Supplied records ::
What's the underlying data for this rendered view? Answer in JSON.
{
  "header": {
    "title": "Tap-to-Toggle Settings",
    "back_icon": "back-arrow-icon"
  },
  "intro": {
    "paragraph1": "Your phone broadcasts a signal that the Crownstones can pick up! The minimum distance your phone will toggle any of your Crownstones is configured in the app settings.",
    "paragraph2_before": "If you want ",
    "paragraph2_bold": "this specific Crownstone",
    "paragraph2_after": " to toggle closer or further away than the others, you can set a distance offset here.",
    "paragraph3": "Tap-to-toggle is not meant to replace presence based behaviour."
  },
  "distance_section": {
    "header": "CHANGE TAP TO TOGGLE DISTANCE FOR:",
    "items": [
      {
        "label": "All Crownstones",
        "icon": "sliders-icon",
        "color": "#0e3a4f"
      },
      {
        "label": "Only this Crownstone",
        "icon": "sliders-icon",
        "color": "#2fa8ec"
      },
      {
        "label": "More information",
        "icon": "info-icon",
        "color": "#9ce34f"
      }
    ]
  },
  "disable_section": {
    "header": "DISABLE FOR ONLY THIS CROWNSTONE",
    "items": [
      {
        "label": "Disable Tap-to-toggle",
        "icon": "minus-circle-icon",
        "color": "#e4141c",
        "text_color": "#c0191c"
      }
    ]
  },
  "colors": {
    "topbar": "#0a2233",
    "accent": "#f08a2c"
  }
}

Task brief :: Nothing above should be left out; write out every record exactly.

Result below ::
What's the underlying data for this rendered view? Answer in JSON.
{
  "header": {
    "title": "Tap-to-Toggle Settings",
    "back_icon": "back-arrow-icon"
  },
  "intro": {
    "paragraph1": "Your phone broadcasts a signal that the Crownstones can pick up! The minimum distance your phone will toggle any of your Crownstones is configured in the app settings.",
    "paragraph2_before": "If you want ",
    "paragraph2_bold": "this specific Crownstone",
    "paragraph2_after": " to toggle closer or further away than the others, you can set a distance offset here.",
    "paragraph3": "Tap-to-toggle is not meant to replace presence based behaviour."
  },
  "distance_section": {
    "header": "CHANGE TAP TO TOGGLE DISTANCE FOR:",
    "items": [
      {
        "label": "All Crownstones",
        "icon": "sliders-icon",
        "color": "#0e3a4f"
      },
      {
        "label": "Only this Crownstone",
        "icon": "sliders-icon",
        "color": "#2fa8ec"
      },
      {
        "label": "More information",
        "icon": "info-icon",
        "color": "#9ce34f"
      }
    ]
  },
  "disable_section": {
    "header": "DISABLE FOR ONLY THIS CROWNSTONE",
    "items": [
      {
        "label": "Disable Tap-to-toggle",
        "icon": "minus-circle-icon",
        "color": "#e4141c",
        "text_color": "#c0191c"
      }
    ]
  },
  "colors": {
    "topbar": "#0a2233",
    "accent": "#f08a2c"
  }
}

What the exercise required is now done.